Emotional Trauma Therapy
What is EMDR therapy?
The following information is taken from the EMDRIA website:
Additionally, the EMDRIA website contains a very informative video that can further explain Eye Movement Desensitization and Reprocessing (EMDR). Dr. Allen has added how EMDR can be beneficial to marriage and couples’ relationship trauma.
EMDR is a structured therapy that encourages the patient to focus briefly on the trauma memory while simultaneously experiencing bilateral stimulation (typically eye movements), which is associated with a reduction in the vividness and emotion associated with the trauma memories.
Eye Movement Desensitization and Reprocessing (EMDR) therapy is an extensively researched, effective psychotherapy method proven to help people recover from trauma and PTSD symptoms.
Ongoing research supports positive clinical out comes showing EMDR therapy as a helpful treatment for disorders such as anxiety, depression, OCD, chronic pain, addictions and other distressing life experiences (Maxfield, 2019).
EMDR therapy has even been superior to Prozac in trauma treatment (Van der Kolk et al., 2007). Shapiro and Forrest (2016) share that more than 7 million people have been treated successfully by 110,000 therapists in 130 countries since 2016.

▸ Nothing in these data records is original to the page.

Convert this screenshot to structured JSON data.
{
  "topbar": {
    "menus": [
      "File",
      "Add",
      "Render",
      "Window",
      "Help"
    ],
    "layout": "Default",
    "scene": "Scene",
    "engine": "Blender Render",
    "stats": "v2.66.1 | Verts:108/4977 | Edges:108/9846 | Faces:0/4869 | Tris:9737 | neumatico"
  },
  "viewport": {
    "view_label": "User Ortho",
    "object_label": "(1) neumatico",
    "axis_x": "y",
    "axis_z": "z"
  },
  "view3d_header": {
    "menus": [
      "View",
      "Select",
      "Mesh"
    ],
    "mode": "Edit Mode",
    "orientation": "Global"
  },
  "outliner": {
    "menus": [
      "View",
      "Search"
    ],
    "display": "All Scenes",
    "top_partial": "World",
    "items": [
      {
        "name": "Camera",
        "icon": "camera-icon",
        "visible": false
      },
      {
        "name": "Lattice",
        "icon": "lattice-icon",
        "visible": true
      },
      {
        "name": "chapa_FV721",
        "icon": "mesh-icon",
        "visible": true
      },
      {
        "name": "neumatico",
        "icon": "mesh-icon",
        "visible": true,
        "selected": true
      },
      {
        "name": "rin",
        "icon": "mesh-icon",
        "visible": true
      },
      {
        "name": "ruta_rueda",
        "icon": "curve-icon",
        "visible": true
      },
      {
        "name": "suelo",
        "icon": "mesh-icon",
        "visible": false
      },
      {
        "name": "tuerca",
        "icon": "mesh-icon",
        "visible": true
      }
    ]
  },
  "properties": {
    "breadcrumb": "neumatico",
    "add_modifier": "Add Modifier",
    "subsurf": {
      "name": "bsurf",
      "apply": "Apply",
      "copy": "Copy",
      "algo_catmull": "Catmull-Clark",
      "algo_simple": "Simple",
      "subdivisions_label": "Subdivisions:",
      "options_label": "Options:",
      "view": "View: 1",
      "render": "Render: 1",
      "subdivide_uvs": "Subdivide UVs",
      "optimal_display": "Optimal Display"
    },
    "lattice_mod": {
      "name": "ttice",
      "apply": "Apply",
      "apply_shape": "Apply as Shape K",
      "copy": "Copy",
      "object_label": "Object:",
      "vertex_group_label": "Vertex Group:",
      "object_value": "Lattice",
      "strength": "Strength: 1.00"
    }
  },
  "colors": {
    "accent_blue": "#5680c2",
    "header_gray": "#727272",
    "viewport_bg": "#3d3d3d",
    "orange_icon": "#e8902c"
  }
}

How is EMDR therapy different from other therapies?
Dr. Allen talks about EMDR
EMDR therapy does not require talking in detail about the distressing issue or completing homework between sessions. EMDR therapy, rather than focusing on changing the emotions, thoughts, or behaviors resulting from the distressing issue, allows the brain to resume its natural healing process.
EMDR therapy is designed to resolve unprocessed traumatic memories in the brain. For many clients, EMDR therapy can be completed in fewer sessions than other psychotherapies.
How does EMDR therapy affect the brain?
Our brains have a natural way to recover from traumatic memories and events. This process involves communication between the amygdala (the alarm signal for stressful events), the hippocampus (which assists with learning, including memories about safety and danger), and the prefrontal cortex (which analyzes and controls behavior and emotion). While many times traumatic experiences can be managed and resolved spontaneously, they may not be processed without help.
Stress responses are part of our natural fight, flight, or freeze instincts. When distress from a disturbing event remains, the upsetting images, thoughts, and emotions may create an overwhelming feeling of being back in that moment, or of being “frozen in time.” EMDR therapy helps the brain process these memories and allows normal healing to resume. The experience is still remembered, but the fight, flight, or freeze response from the original event is resolved.
Who can benefit from EMDR therapy?
EMDR therapy helps children and adults of all ages. Therapists use EMDR therapy to address a wide range of challenges.
Anxiety, panic attacks, and phobias
Chronic Illness and medical issues
Depression and bipolar disorders
Grief and loss
Post-Traumatic Stress Disorder (PTSD) and other trauma and stress-related issues
Marital/Relationship Trauma: such as trauma from infidelity, emotional abuse, or situational domestic violence, or past divorce, etc.